(Required work): From the entries below, copy each line in which the word "subject" occurs.

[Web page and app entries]

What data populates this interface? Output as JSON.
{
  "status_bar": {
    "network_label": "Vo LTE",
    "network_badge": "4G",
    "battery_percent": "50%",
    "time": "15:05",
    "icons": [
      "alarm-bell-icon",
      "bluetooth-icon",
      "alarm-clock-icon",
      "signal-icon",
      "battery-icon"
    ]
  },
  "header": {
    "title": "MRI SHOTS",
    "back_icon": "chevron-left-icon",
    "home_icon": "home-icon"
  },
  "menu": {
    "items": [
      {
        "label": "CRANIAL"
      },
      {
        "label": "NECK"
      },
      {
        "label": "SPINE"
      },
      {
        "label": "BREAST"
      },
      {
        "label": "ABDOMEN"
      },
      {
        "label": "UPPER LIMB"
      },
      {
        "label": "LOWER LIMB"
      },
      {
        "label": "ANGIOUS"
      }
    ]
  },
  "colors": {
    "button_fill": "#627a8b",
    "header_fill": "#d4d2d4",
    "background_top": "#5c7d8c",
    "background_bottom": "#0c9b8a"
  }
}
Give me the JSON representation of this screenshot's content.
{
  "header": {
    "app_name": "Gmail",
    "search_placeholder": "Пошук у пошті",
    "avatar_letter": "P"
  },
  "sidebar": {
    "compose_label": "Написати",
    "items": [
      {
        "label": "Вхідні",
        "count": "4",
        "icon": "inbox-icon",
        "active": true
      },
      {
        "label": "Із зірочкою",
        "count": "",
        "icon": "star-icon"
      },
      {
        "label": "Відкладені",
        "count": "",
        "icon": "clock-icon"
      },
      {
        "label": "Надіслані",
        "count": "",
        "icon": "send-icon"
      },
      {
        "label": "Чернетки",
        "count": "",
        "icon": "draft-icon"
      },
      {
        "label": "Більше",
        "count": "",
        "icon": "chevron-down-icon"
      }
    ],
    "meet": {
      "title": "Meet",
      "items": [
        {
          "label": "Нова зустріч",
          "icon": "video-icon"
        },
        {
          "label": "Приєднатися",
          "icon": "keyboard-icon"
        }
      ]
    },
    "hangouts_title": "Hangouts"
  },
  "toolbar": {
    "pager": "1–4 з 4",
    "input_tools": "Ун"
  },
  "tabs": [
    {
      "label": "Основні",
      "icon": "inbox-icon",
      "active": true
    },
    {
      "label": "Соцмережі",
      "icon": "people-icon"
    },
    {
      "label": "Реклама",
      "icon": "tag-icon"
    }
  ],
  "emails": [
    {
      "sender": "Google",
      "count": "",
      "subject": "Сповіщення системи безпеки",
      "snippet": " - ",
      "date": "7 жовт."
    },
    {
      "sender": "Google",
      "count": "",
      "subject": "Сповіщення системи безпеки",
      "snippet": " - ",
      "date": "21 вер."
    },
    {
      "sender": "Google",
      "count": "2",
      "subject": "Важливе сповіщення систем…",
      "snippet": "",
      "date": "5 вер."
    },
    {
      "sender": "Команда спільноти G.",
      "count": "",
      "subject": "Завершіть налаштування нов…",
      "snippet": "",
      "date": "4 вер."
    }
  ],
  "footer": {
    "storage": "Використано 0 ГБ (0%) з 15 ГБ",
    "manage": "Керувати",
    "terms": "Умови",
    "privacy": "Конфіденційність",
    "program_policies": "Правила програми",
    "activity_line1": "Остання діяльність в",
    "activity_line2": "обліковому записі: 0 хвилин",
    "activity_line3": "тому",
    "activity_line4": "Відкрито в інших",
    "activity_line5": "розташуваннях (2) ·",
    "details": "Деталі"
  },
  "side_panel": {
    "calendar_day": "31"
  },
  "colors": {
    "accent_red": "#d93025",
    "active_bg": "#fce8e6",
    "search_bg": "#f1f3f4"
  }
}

(Response box):
      "subject": "Сповіщення системи безпеки",
      "subject": "Сповіщення системи безпеки",
      "subject": "Важливе сповіщення систем…",
      "subject": "Завершіть налаштування нов…",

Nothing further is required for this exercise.